Silvester II, Pope (d. 1003)
Silvester II (Gerbert), a distinguished scholar, statesman,
and pope (999–1003 C.E.), was one of a number of popes from
the tenth century on who were regarded as sorcerers. It was said
that Silvester had evoked a demon who obtained for him the
papacy, and who further promised him that he should die only
after he had celebrated High Mass in Jerusalem.
One day while he was saying mass in a church in Rome, he
felt suddenly ill, and, remembering that he was in a church
called the Holy Cross in Jerusalem, suddenly knew that the
demon had played him a trick. Before he died, he confessed to
his cardinals his compact with the devil. However, as Silvester
had been preceptor of two monarchs, and a friend of others,
it is more likely that he owed his preference to one of these.
He was one of the most learned men of his day, proficient
in mathematics, astronomy, and mechanics. He introduced
clocks, and some writers credit him with the invention of arithmetic.
It is not at all improbable that his scientific pursuits and
the technical language involved might have appeared to the
less educated to savor of magic. The brazen head that the
chronicler William of Malmesbury stated as belonging to Silvester,
which answered questions in an oracular manner, probably
had its origin in a similar misinterpretation of scientific apparatus.
It also recalls folk stories of the wonderful brazen head
of Roger Bacon.
There is no lack of picturesque detail in some of the stories
told of Silvester. He was said to have discovered buried treasure
by the aid of sorcery and to have visited a marvelous underground
palace, whose riches and splendor vanished at a touch.

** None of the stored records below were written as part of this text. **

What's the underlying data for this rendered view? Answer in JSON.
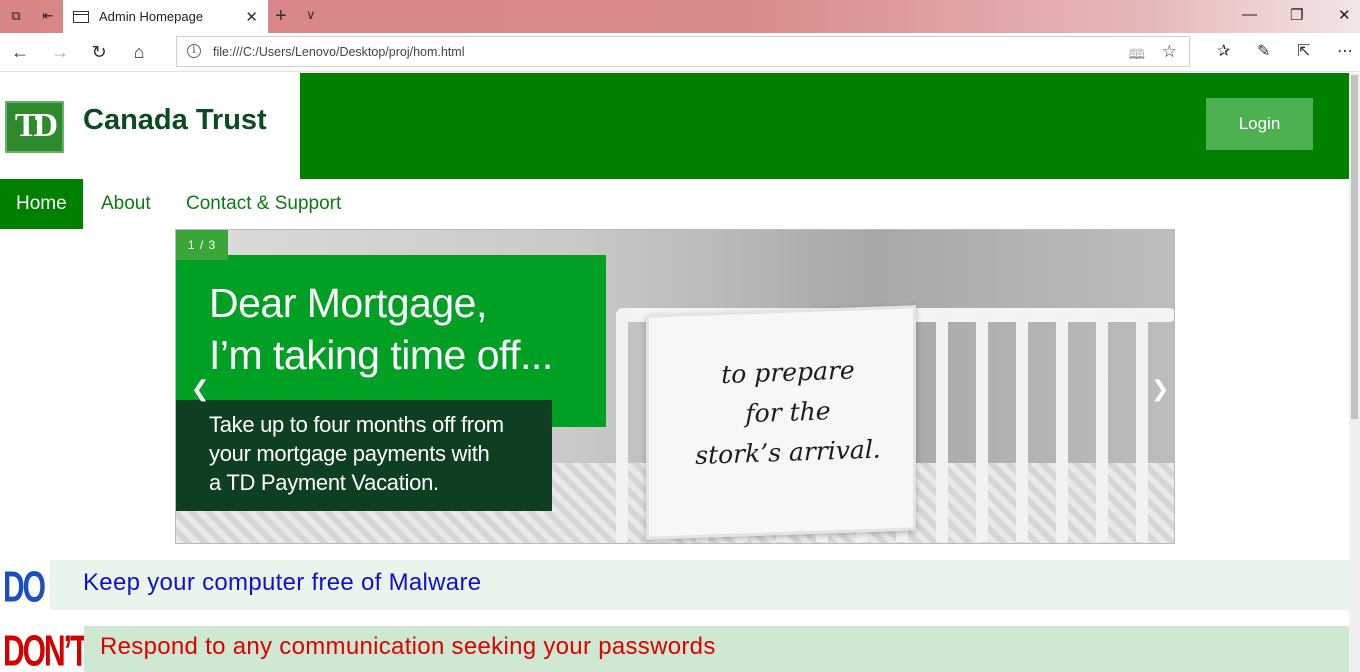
{
  "browser": {
    "tab_title": "Admin Homepage",
    "url": "file:///C:/Users/Lenovo/Desktop/proj/hom.html"
  },
  "header": {
    "logo_text": "TD",
    "brand": "Canada Trust",
    "login_label": "Login"
  },
  "menu": {
    "items": [
      {
        "label": "Home"
      },
      {
        "label": "About"
      },
      {
        "label": "Contact & Support"
      }
    ]
  },
  "carousel": {
    "counter": "1 / 3",
    "headline_line1": "Dear Mortgage,",
    "headline_line2": "I’m taking time off...",
    "body_line1": "Take up to four months off from",
    "body_line2": "your mortgage payments with",
    "body_line3": "a TD Payment Vacation.",
    "blanket_line1": "to prepare",
    "blanket_line2": "for the",
    "blanket_line3": "stork’s arrival.",
    "prev_symbol": "❮",
    "next_symbol": "❯"
  },
  "tips": {
    "do_badge": "DO",
    "do_text": "Keep your computer free of Malware",
    "dont_badge": "DON’T",
    "dont_text": "Respond to any communication seeking your passwords"
  },
  "colors": {
    "brand_green": "#008000",
    "login_green": "#4caf50",
    "do_blue": "#1010d0",
    "dont_red": "#e00000"
  }
}
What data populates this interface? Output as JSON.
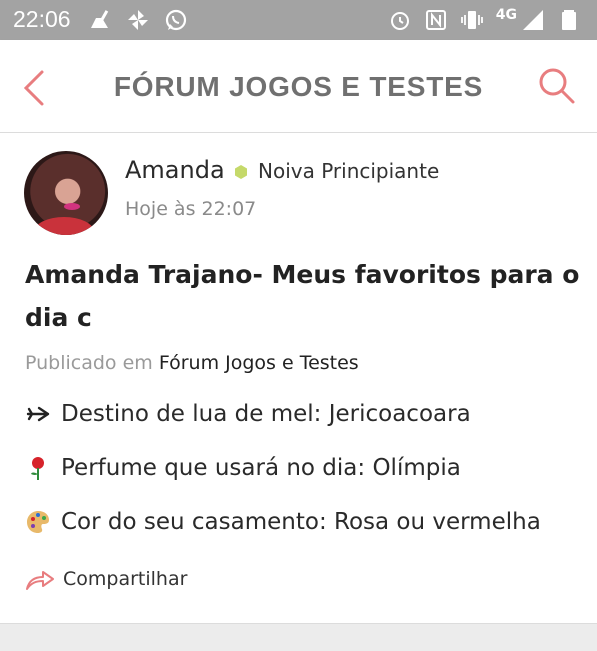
{
  "status_bar": {
    "time": "22:06",
    "network": "4G",
    "left_icons": [
      "cleaner-icon",
      "pinwheel-icon",
      "whatsapp-icon"
    ],
    "right_icons": [
      "alarm-icon",
      "nfc-icon",
      "vibrate-icon",
      "signal-icon",
      "battery-icon"
    ]
  },
  "app_bar": {
    "title": "FÓRUM JOGOS E TESTES",
    "accent_color": "#e87d7f"
  },
  "post": {
    "author": "Amanda",
    "rank": "Noiva Principiante",
    "rank_color": "#c5d96a",
    "time": "Hoje às 22:07",
    "title": "Amanda Trajano- Meus favoritos para o dia c",
    "published_prefix": "Publicado em",
    "published_forum": "Fórum Jogos e Testes",
    "lines": [
      {
        "icon": "airplane-icon",
        "text": "Destino de lua de mel: Jericoacoara"
      },
      {
        "icon": "rose-icon",
        "text": "Perfume que usará no dia: Olímpia"
      },
      {
        "icon": "palette-icon",
        "text": "Cor do seu casamento: Rosa ou vermelha"
      }
    ],
    "share_label": "Compartilhar"
  }
}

His tomb was believed to possess the powers of sorcery and to
shed tears when one of the succeeding popes was about to die.